● **WHAT YOU ARE ASKED TO DO**
Whenever a line carries the word "this", pull it out of the entries.

● **RECORDS SHOWN**
————————
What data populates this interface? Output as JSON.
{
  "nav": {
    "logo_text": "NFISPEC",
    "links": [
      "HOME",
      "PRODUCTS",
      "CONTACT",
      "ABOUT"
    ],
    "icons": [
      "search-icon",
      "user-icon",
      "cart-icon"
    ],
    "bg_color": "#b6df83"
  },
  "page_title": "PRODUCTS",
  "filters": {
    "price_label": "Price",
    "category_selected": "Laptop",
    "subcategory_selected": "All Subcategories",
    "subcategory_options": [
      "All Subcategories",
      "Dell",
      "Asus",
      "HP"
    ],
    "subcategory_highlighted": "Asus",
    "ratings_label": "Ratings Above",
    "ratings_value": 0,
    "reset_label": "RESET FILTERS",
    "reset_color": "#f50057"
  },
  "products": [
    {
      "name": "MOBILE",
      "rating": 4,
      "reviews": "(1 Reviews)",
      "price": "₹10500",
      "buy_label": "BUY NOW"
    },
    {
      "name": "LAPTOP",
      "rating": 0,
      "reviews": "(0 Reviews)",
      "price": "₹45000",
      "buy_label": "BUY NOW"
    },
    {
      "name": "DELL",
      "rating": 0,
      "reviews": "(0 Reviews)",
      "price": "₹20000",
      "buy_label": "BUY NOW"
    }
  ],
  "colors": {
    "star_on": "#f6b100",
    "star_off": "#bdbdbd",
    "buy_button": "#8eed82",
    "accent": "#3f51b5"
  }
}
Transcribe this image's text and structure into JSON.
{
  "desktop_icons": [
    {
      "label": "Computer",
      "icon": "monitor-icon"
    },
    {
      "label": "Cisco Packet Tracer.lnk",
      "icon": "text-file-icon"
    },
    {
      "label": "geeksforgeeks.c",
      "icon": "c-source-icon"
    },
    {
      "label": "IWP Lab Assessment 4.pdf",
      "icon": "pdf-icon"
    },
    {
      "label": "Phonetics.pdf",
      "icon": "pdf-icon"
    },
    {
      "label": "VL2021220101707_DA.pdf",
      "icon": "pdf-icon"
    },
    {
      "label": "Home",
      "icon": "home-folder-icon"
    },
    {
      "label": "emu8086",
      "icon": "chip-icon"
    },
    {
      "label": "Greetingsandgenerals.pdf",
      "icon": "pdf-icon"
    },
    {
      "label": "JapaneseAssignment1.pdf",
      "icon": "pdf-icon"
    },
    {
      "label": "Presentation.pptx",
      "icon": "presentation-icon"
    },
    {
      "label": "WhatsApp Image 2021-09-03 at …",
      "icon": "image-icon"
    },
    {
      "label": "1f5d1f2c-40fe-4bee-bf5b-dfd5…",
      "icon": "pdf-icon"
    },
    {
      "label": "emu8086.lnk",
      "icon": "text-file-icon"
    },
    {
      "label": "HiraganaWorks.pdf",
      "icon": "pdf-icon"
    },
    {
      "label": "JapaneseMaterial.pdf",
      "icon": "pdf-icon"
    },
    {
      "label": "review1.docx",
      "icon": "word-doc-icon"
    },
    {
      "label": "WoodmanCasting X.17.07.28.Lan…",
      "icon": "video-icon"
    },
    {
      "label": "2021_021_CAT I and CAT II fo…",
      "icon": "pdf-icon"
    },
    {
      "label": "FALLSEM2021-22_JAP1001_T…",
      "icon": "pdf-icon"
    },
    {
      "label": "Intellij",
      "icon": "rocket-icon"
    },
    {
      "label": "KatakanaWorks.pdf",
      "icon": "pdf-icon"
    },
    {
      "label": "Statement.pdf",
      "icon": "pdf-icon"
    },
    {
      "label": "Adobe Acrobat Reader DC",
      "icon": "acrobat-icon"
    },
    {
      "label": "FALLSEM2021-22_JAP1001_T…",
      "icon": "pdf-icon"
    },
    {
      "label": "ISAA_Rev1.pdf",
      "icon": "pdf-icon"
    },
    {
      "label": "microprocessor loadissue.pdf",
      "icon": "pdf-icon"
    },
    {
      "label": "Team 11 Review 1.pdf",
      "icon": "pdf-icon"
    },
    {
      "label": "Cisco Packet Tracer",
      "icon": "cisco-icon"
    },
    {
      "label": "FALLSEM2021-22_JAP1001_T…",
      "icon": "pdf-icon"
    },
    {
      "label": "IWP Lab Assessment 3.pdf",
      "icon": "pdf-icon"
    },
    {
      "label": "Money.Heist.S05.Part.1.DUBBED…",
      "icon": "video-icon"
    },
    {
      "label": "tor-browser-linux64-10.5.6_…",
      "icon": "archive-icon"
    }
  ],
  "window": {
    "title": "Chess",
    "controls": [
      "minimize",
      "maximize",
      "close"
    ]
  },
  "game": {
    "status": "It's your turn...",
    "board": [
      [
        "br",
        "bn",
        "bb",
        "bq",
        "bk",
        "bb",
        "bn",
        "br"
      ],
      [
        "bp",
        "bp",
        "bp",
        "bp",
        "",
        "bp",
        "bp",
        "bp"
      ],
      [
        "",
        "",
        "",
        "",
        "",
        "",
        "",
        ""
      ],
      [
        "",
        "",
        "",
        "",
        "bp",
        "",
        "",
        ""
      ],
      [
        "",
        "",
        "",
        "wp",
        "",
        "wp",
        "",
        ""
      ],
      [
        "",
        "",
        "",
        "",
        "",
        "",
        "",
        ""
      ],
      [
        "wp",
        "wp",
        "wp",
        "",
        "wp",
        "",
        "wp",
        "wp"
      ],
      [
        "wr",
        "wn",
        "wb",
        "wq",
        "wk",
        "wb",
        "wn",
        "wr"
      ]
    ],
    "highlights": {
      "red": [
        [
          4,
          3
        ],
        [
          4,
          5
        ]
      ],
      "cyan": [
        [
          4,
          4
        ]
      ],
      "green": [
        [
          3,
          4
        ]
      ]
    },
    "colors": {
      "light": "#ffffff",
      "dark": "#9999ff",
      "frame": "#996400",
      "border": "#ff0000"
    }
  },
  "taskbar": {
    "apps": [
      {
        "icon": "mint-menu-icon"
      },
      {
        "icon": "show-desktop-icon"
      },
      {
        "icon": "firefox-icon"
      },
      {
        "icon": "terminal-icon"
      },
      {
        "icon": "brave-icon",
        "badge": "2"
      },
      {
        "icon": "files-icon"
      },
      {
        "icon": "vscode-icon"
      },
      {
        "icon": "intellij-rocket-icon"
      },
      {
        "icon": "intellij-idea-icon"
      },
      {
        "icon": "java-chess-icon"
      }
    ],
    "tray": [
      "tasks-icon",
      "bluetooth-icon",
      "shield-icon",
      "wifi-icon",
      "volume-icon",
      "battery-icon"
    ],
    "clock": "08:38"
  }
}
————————
● **EXERCISE OUTPUT**
What data populates this interface? Output as JSON.
Transcribe this image's text and structure into JSON.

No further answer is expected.